Prove it? Easy. Just ask yourself, when was the last time you planned a long weekend or an extended vacation at a tribal casino? Californians aren't that different from us. They'll stop by, just like Las Vegans stop at Station Casinos properties. But they'll spend big time in the mecca of gaming itself.

Hospitality brass say even the glitzy gambling joints are locals casinos for gambling Californians who live near tribal lands. Compared with the Strip, they attract less-affluent players who are more likely to be problem gamblers who can't afford to lose. Tribal casinos, blessed by the state, are taking aim.

Voters who bought the promise of tax relief are the second set of suckers. Tribal casinos were sold as solutions to the state budget crisis, but they produce a pittance in revenues because the tribes are untaxable, sovereign states.

Gov. Arnold Schwarzenegger alone makes up the third class of suckers. He negotiated new compacts for tribes to increase their slots, but the agreements put tribal leaders in a position to demand concessions on revenues, card rooms and slots at tracks. That's why there are hardly any new slots at tribal casinos.

Hospitality honchos say operators chasing management agreements can get sucked in by their own propaganda. The agreements are short-lived. The tribes can squeeze casino industry profits in the negotiations, milk operators in planning and running casinos, and ultimately go out on their own.

Finally, the tribes themselves are often suckers, falling for their own propaganda that any development solves social woes. It only works if the money they earn is seriously reinvested in economic development and treating fundamental social problems.

Players, government, operators and tribes who think gaming is a long-term solution to short-term problems have it backward. It's a short-term fix for long-term problems.

The suckers have one characteristic in common. They all self-victimize. Las Vegas is not among them, and industry insiders here say it won't be as long as operators continuously reinvent themselves, the Strip and the destination.

This is the task at which the gaming industry has always excelled.

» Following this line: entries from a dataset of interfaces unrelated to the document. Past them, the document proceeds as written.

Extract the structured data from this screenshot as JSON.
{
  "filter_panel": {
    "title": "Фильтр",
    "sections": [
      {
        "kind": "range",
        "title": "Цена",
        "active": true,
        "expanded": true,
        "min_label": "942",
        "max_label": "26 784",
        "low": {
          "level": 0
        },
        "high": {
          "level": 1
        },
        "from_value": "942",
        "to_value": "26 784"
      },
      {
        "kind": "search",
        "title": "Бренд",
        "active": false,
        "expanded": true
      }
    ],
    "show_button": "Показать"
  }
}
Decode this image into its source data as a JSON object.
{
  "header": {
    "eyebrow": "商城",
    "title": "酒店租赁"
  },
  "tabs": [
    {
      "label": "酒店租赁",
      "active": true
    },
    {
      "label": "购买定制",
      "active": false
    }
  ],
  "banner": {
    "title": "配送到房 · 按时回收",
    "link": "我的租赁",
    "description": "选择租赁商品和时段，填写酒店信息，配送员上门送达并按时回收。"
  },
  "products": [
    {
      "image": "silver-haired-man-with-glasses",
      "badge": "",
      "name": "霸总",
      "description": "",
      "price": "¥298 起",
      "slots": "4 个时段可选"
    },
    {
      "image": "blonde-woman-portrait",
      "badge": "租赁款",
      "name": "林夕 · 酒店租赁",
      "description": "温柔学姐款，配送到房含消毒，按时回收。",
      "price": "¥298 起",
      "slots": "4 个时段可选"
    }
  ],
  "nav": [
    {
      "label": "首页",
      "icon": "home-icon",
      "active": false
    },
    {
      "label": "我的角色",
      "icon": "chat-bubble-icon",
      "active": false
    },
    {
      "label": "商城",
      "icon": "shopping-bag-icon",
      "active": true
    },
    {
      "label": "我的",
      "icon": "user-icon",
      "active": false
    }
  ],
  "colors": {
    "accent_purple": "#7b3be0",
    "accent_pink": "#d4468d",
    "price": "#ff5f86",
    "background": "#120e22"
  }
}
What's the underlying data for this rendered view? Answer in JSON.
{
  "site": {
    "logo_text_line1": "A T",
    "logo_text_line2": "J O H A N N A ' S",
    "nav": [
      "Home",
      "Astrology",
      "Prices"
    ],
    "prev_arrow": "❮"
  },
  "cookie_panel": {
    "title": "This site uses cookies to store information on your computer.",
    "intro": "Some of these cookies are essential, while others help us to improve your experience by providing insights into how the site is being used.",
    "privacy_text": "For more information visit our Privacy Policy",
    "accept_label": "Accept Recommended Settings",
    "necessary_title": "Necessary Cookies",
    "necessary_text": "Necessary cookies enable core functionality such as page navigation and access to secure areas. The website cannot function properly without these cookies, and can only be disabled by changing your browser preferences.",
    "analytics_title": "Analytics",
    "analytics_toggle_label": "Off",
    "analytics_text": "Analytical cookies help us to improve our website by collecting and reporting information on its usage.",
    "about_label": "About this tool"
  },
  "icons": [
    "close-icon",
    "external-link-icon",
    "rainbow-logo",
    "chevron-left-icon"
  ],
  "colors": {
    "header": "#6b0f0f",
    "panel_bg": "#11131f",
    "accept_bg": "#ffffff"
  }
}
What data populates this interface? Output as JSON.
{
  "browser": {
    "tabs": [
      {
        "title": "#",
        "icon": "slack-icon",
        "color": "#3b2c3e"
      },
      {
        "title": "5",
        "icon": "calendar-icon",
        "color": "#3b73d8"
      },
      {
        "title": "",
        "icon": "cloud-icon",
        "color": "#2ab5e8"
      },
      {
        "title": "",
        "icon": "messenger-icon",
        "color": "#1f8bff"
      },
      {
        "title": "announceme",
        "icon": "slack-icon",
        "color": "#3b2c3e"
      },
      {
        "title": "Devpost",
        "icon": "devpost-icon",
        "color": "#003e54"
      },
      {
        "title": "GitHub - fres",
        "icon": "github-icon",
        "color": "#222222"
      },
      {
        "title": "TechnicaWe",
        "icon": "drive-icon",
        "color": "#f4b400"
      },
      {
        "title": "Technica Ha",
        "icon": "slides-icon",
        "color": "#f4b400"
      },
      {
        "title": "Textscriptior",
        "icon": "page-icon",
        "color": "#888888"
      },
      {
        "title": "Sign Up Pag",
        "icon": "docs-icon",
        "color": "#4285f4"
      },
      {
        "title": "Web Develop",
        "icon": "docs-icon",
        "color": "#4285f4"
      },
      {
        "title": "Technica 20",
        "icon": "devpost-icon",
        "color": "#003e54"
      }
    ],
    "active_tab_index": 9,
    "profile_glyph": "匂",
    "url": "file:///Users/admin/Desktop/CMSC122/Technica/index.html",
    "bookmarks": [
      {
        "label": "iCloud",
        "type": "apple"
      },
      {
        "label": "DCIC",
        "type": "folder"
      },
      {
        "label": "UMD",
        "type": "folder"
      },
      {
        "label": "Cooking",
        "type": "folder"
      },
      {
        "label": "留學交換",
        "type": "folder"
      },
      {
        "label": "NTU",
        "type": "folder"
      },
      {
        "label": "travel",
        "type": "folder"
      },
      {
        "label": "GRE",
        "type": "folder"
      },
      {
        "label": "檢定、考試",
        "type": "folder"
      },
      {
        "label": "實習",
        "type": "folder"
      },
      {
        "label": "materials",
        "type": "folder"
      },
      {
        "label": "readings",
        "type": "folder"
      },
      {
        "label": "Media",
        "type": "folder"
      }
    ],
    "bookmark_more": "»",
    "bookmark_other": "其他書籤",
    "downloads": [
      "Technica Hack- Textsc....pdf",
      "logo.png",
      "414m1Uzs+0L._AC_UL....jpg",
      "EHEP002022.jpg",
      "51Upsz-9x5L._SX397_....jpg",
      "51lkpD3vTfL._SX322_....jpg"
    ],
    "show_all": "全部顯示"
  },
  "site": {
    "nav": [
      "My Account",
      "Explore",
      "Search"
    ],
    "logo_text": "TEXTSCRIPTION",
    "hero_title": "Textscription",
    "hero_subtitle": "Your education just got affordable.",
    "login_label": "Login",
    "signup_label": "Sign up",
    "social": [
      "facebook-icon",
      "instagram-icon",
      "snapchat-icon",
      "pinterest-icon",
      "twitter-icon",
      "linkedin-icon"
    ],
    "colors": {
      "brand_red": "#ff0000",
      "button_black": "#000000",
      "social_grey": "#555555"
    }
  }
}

With new towers at The Venetian, Mandalay Bay, Bellagio and Caesars Palace; Wynn Las Vegas planning the grandest grand opening ever; and developers jumping at opportunities around the north end of the Strip, we'll see how well they do this time. Hospitality executives in the Southland say there isn't likely to be a better show on earth, anywhere.

The Inside Gaming column is compiled by Gaming Wire Editor Rod Smith. You can contact him by phone at 338-9653.